Millions of euros invested to tackle drought in eastern Netherlands
The water board representing the Rijn and IJssel region east of Arnhem near the German border said it will invest millions of euros in the coming years to tackle problems caused by drought. The Board manages the eastern part of the Netherlands where sandy soil is primarily dependent on rainwater. Due to significant problems with the water supply caused during the three drought-hit years from 2018 to 2020, rainwater must now be retained for longer periods of time.
The Board will spend 5.5 million euros fitting ditches with drought culvert valves and weirs in cooperation with farmers and landowners. A culvert valve ensures that a ditch does not empty through a culvert and a weir regulates the water level. The aim is to have 250 weirs and approximately 400 culvert valves installed by 2027.

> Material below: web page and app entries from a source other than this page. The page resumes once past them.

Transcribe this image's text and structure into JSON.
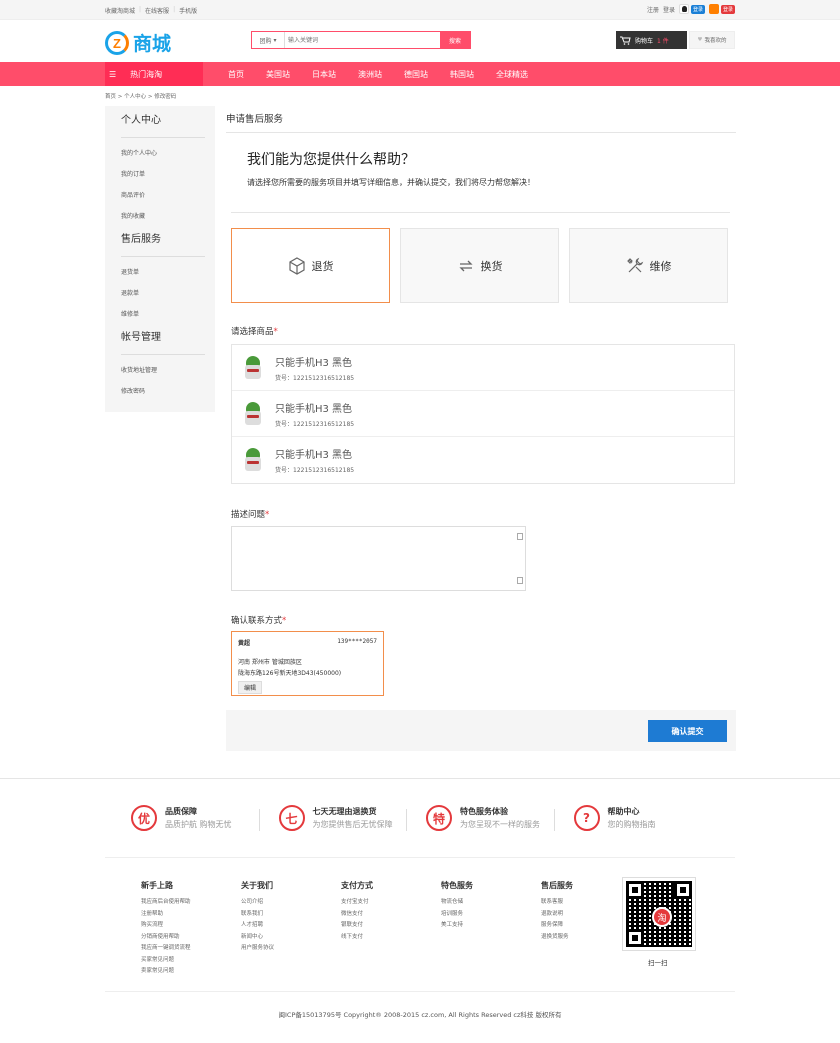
{
  "topbar": {
    "links": [
      "收藏淘商城",
      "在线客服",
      "手机版"
    ],
    "register": "注册",
    "login": "登录",
    "qq_tag": "登录",
    "taobao_tag": "登录"
  },
  "header": {
    "logo_mark": "Z",
    "logo_text": "商城",
    "search_select": "团购",
    "search_placeholder": "输入关键词",
    "search_button": "搜索",
    "cart_label": "购物车",
    "cart_count": "1 件",
    "favorites": "我喜欢的"
  },
  "nav": {
    "category": "热门海淘",
    "items": [
      "首页",
      "美国站",
      "日本站",
      "澳洲站",
      "德国站",
      "韩国站",
      "全球精选"
    ]
  },
  "breadcrumb": "首页 > 个人中心 > 修改密码",
  "sidebar": {
    "groups": [
      {
        "title": "个人中心",
        "items": [
          "我的个人中心",
          "我的订单",
          "商品评价",
          "我的收藏"
        ]
      },
      {
        "title": "售后服务",
        "items": [
          "退货单",
          "退款单",
          "维修单"
        ]
      },
      {
        "title": "帐号管理",
        "items": [
          "收货地址管理",
          "修改密码"
        ]
      }
    ]
  },
  "main": {
    "title": "申请售后服务",
    "help_heading": "我们能为您提供什么帮助？",
    "help_text": "请选择您所需要的服务项目并填写详细信息，并确认提交，我们将尽力帮您解决！",
    "services": [
      {
        "label": "退货",
        "icon": "box-icon"
      },
      {
        "label": "换货",
        "icon": "exchange-icon"
      },
      {
        "label": "维修",
        "icon": "tools-icon"
      }
    ],
    "select_product_label": "请选择商品",
    "products": [
      {
        "name": "只能手机H3 黑色",
        "number": "货号：1221512316512185"
      },
      {
        "name": "只能手机H3 黑色",
        "number": "货号：1221512316512185"
      },
      {
        "name": "只能手机H3 黑色",
        "number": "货号：1221512316512185"
      }
    ],
    "describe_label": "描述问题",
    "contact_label": "确认联系方式",
    "contact": {
      "name": "黄超",
      "phone": "139****2057",
      "address1": "河南 郑州市 管城回族区",
      "address2": "陇海东路126号新天地3D43(450000)",
      "edit": "编辑"
    },
    "submit": "确认提交",
    "required_mark": "*"
  },
  "footer": {
    "features": [
      {
        "icon": "优",
        "title": "品质保障",
        "desc": "品质护航 购物无忧"
      },
      {
        "icon": "七",
        "title": "七天无理由退换货",
        "desc": "为您提供售后无忧保障"
      },
      {
        "icon": "特",
        "title": "特色服务体验",
        "desc": "为您呈现不一样的服务"
      },
      {
        "icon": "?",
        "title": "帮助中心",
        "desc": "您的购物指南"
      }
    ],
    "columns": [
      {
        "title": "新手上路",
        "items": [
          "我应商后台使用帮助",
          "注册帮助",
          "购买流程",
          "分销商使用帮助",
          "我应商一键调货流程",
          "买家常见问题",
          "卖家常见问题"
        ]
      },
      {
        "title": "关于我们",
        "items": [
          "公司介绍",
          "联系我们",
          "人才招聘",
          "新闻中心",
          "用户服务协议"
        ]
      },
      {
        "title": "支付方式",
        "items": [
          "支付宝支付",
          "微信支付",
          "银联支付",
          "线下支付"
        ]
      },
      {
        "title": "特色服务",
        "items": [
          "物流仓储",
          "培训服务",
          "美工支持"
        ]
      },
      {
        "title": "售后服务",
        "items": [
          "联系客服",
          "退款说明",
          "服务保障",
          "退换货服务"
        ]
      }
    ],
    "qr_center": "淘",
    "qr_label": "扫一扫",
    "copyright": "闽ICP备15013795号 Copyright® 2008-2015 cz.com, All Rights Reserved cz科技 版权所有"
  }
}
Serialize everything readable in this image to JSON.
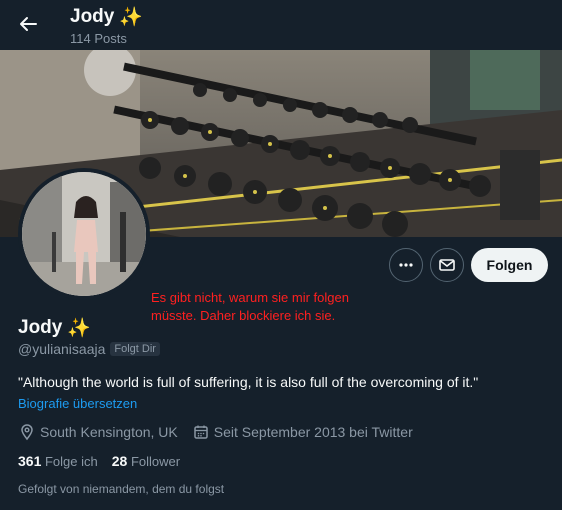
{
  "header": {
    "title": "Jody",
    "sparkle": "✨",
    "posts_count": "114 Posts"
  },
  "profile": {
    "name": "Jody",
    "sparkle": "✨",
    "handle": "@yulianisaaja",
    "follows_you_badge": "Folgt Dir",
    "bio": "\"Although the world is full of suffering, it is also full of the overcoming of it.\"",
    "translate_link": "Biografie übersetzen",
    "location": "South Kensington, UK",
    "joined": "Seit September 2013 bei Twitter",
    "following_count": "361",
    "following_label": "Folge ich",
    "followers_count": "28",
    "followers_label": "Follower",
    "followed_by_text": "Gefolgt von niemandem, dem du folgst"
  },
  "actions": {
    "follow_label": "Folgen"
  },
  "annotation": "Es gibt nicht, warum sie mir folgen müsste. Daher blockiere ich sie.",
  "colors": {
    "background": "#15202b",
    "link": "#1d9bf0",
    "annotation": "#ff2020"
  },
  "icons": [
    "back-arrow-icon",
    "more-icon",
    "mail-icon",
    "location-icon",
    "calendar-icon"
  ]
}
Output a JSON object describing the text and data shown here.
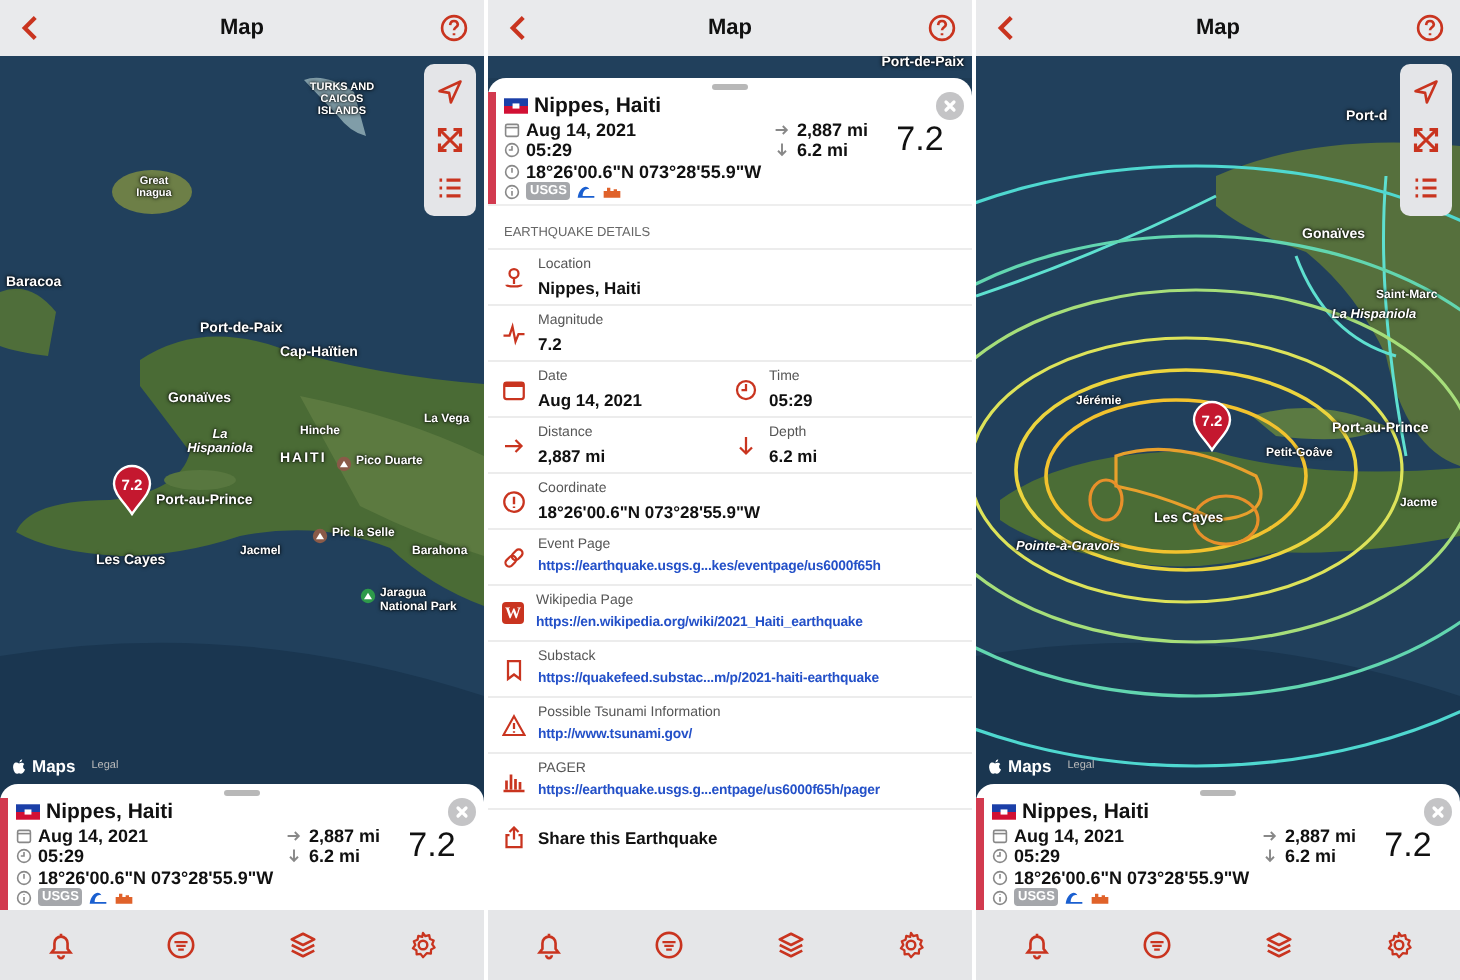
{
  "screens": [
    {
      "kind": "map",
      "title": "Map",
      "contours": false,
      "map_labels": [
        {
          "text": "TURKS AND CAICOS ISLANDS",
          "kind": "region"
        },
        {
          "text": "Great Inagua",
          "kind": "region"
        },
        {
          "text": "Baracoa",
          "kind": "city"
        },
        {
          "text": "Port-de-Paix",
          "kind": "city"
        },
        {
          "text": "Cap-Haïtien",
          "kind": "city"
        },
        {
          "text": "Gonaïves",
          "kind": "city"
        },
        {
          "text": "Hinche",
          "kind": "small"
        },
        {
          "text": "La Hispaniola",
          "kind": "water"
        },
        {
          "text": "HAITI",
          "kind": "country"
        },
        {
          "text": "Pico Duarte",
          "kind": "peak"
        },
        {
          "text": "La Vega",
          "kind": "small"
        },
        {
          "text": "Port-au-Prince",
          "kind": "city"
        },
        {
          "text": "Pic la Selle",
          "kind": "peak"
        },
        {
          "text": "Les Cayes",
          "kind": "city"
        },
        {
          "text": "Jacmel",
          "kind": "small"
        },
        {
          "text": "Barahona",
          "kind": "small"
        },
        {
          "text": "Jaragua National Park",
          "kind": "park"
        }
      ],
      "marker": "7.2",
      "map_logo": "Maps",
      "legal": "Legal",
      "summary": {
        "place": "Nippes, Haiti",
        "date": "Aug 14, 2021",
        "time": "05:29",
        "coordinate": "18°26'00.6\"N 073°28'55.9\"W",
        "distance": "2,887 mi",
        "depth": "6.2 mi",
        "magnitude": "7.2",
        "source": "USGS"
      }
    },
    {
      "kind": "details",
      "title": "Map",
      "map_labels": [
        {
          "text": "Port-de-Paix",
          "kind": "city"
        }
      ],
      "summary": {
        "place": "Nippes, Haiti",
        "date": "Aug 14, 2021",
        "time": "05:29",
        "coordinate": "18°26'00.6\"N 073°28'55.9\"W",
        "distance": "2,887 mi",
        "depth": "6.2 mi",
        "magnitude": "7.2",
        "source": "USGS"
      },
      "section_heading": "EARTHQUAKE DETAILS",
      "rows": [
        {
          "kind": "location",
          "label": "Location",
          "value": "Nippes, Haiti"
        },
        {
          "kind": "magnitude",
          "label": "Magnitude",
          "value": "7.2"
        },
        {
          "kind": "pair",
          "cells": [
            {
              "kind": "date",
              "label": "Date",
              "value": "Aug 14, 2021"
            },
            {
              "kind": "time",
              "label": "Time",
              "value": "05:29"
            }
          ]
        },
        {
          "kind": "pair",
          "cells": [
            {
              "kind": "distance",
              "label": "Distance",
              "value": "2,887 mi"
            },
            {
              "kind": "depth",
              "label": "Depth",
              "value": "6.2 mi"
            }
          ]
        },
        {
          "kind": "coordinate",
          "label": "Coordinate",
          "value": "18°26'00.6\"N 073°28'55.9\"W"
        },
        {
          "kind": "event",
          "label": "Event Page",
          "value": "https://earthquake.usgs.g...kes/eventpage/us6000f65h"
        },
        {
          "kind": "wikipedia",
          "label": "Wikipedia Page",
          "value": "https://en.wikipedia.org/wiki/2021_Haiti_earthquake",
          "icon_text": "W"
        },
        {
          "kind": "substack",
          "label": "Substack",
          "value": "https://quakefeed.substac...m/p/2021-haiti-earthquake"
        },
        {
          "kind": "tsunami",
          "label": "Possible Tsunami Information",
          "value": "http://www.tsunami.gov/"
        },
        {
          "kind": "pager",
          "label": "PAGER",
          "value": "https://earthquake.usgs.g...entpage/us6000f65h/pager"
        },
        {
          "kind": "share",
          "label": "Share this Earthquake"
        }
      ]
    },
    {
      "kind": "map",
      "title": "Map",
      "contours": true,
      "map_labels": [
        {
          "text": "Port-d",
          "kind": "city"
        },
        {
          "text": "Gonaïves",
          "kind": "city"
        },
        {
          "text": "Saint-Marc",
          "kind": "small"
        },
        {
          "text": "La Hispaniola",
          "kind": "water"
        },
        {
          "text": "Jérémie",
          "kind": "small"
        },
        {
          "text": "Port-au-Prince",
          "kind": "city"
        },
        {
          "text": "Petit-Goâve",
          "kind": "small"
        },
        {
          "text": "Les Cayes",
          "kind": "city"
        },
        {
          "text": "Pointe-à-Gravois",
          "kind": "water"
        },
        {
          "text": "Jacme",
          "kind": "small"
        }
      ],
      "marker": "7.2",
      "map_logo": "Maps",
      "legal": "Legal",
      "summary": {
        "place": "Nippes, Haiti",
        "date": "Aug 14, 2021",
        "time": "05:29",
        "coordinate": "18°26'00.6\"N 073°28'55.9\"W",
        "distance": "2,887 mi",
        "depth": "6.2 mi",
        "magnitude": "7.2",
        "source": "USGS"
      }
    }
  ]
}
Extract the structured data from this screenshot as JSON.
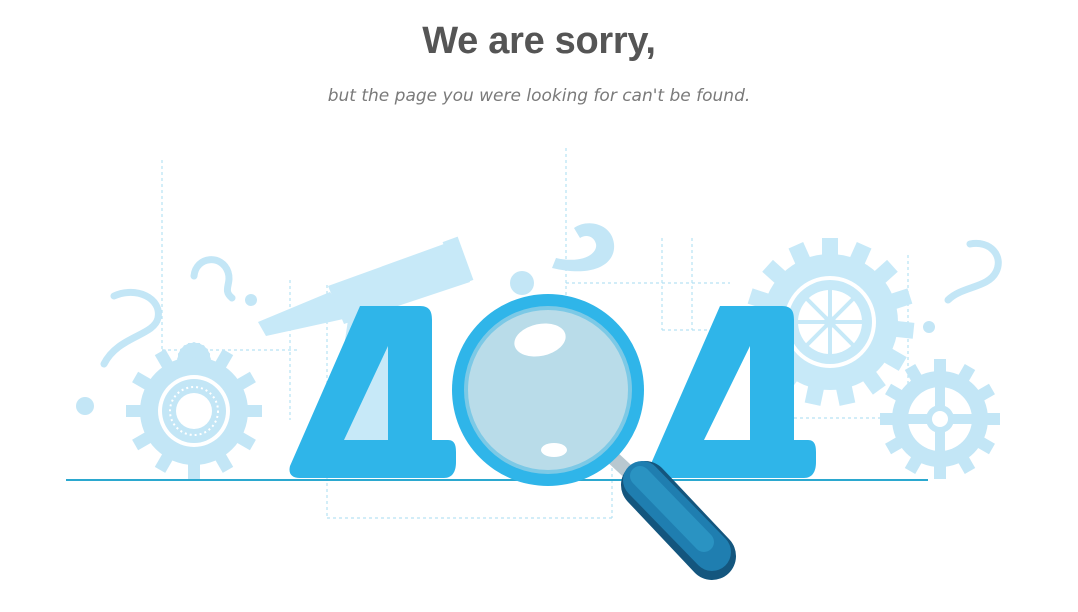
{
  "heading": {
    "title": "We are sorry,",
    "subtitle": "but the page you were looking for can't be found."
  },
  "illustration": {
    "code_digits": [
      "4",
      "4"
    ],
    "icons": [
      "gear-icon",
      "question-mark-icon",
      "telescope-icon",
      "magnifying-glass-icon"
    ],
    "colors": {
      "primary_blue": "#2fb5e9",
      "light_blue": "#c7e9f8",
      "dark_blue": "#1b6b9a",
      "lens": "#b9dce9",
      "ground_line": "#2ba8cf"
    }
  }
}
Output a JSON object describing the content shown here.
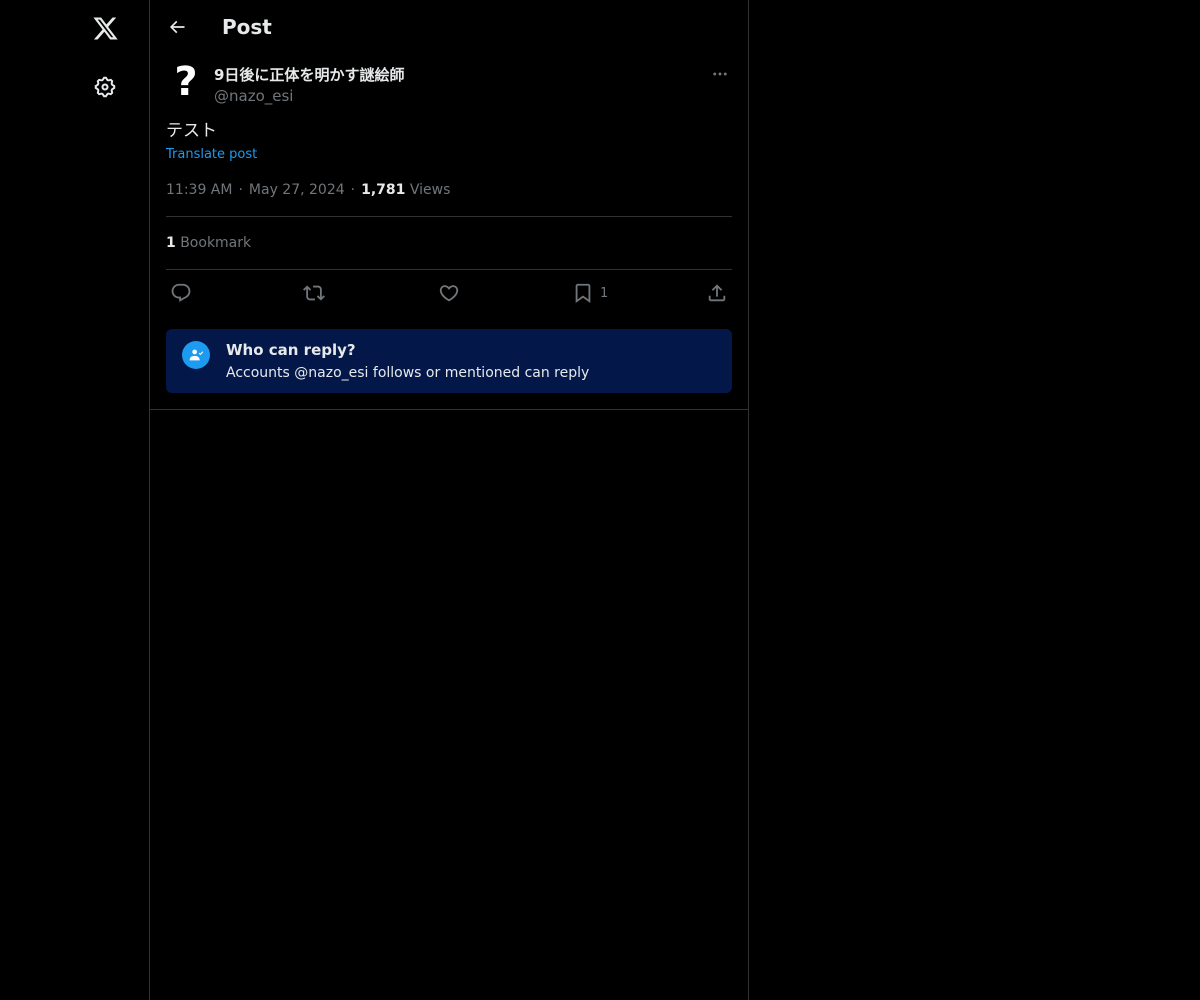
{
  "header": {
    "title": "Post"
  },
  "post": {
    "author_name": "9日後に正体を明かす謎絵師",
    "author_handle": "@nazo_esi",
    "avatar_glyph": "?",
    "text": "テスト",
    "translate_label": "Translate post",
    "time": "11:39 AM",
    "date": "May 27, 2024",
    "views_count": "1,781",
    "views_label": "Views",
    "bookmark_count": "1",
    "bookmark_label": "Bookmark"
  },
  "actions": {
    "bookmark_count": "1"
  },
  "reply_restriction": {
    "title": "Who can reply?",
    "subtitle": "Accounts @nazo_esi follows or mentioned can reply"
  },
  "icons": {
    "nav": [
      "x-logo-icon",
      "settings-icon"
    ],
    "actions": [
      "reply-icon",
      "repost-icon",
      "like-icon",
      "bookmark-icon",
      "share-icon"
    ]
  },
  "colors": {
    "background": "#000000",
    "accent": "#1d9bf0",
    "reply_box": "#031849",
    "muted": "#71767b",
    "border": "#2f3336"
  }
}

Together with the province of Gelderland, the Board is spending 20 million euros on the retainment of rainwater in the Achterhoek and the Veluwe. Measures are also being taken to manage the consequences of extreme rainfall as part of the Freshwater Supply Oost Nederland (ZON) program, in which 67 organizations from four provinces are participating.
Over the next six years, a total of 200 million euros will be invested in the eastern Netherlands. The government will pay a quarter of that amount from the Delta Fund.
Reporting by ANP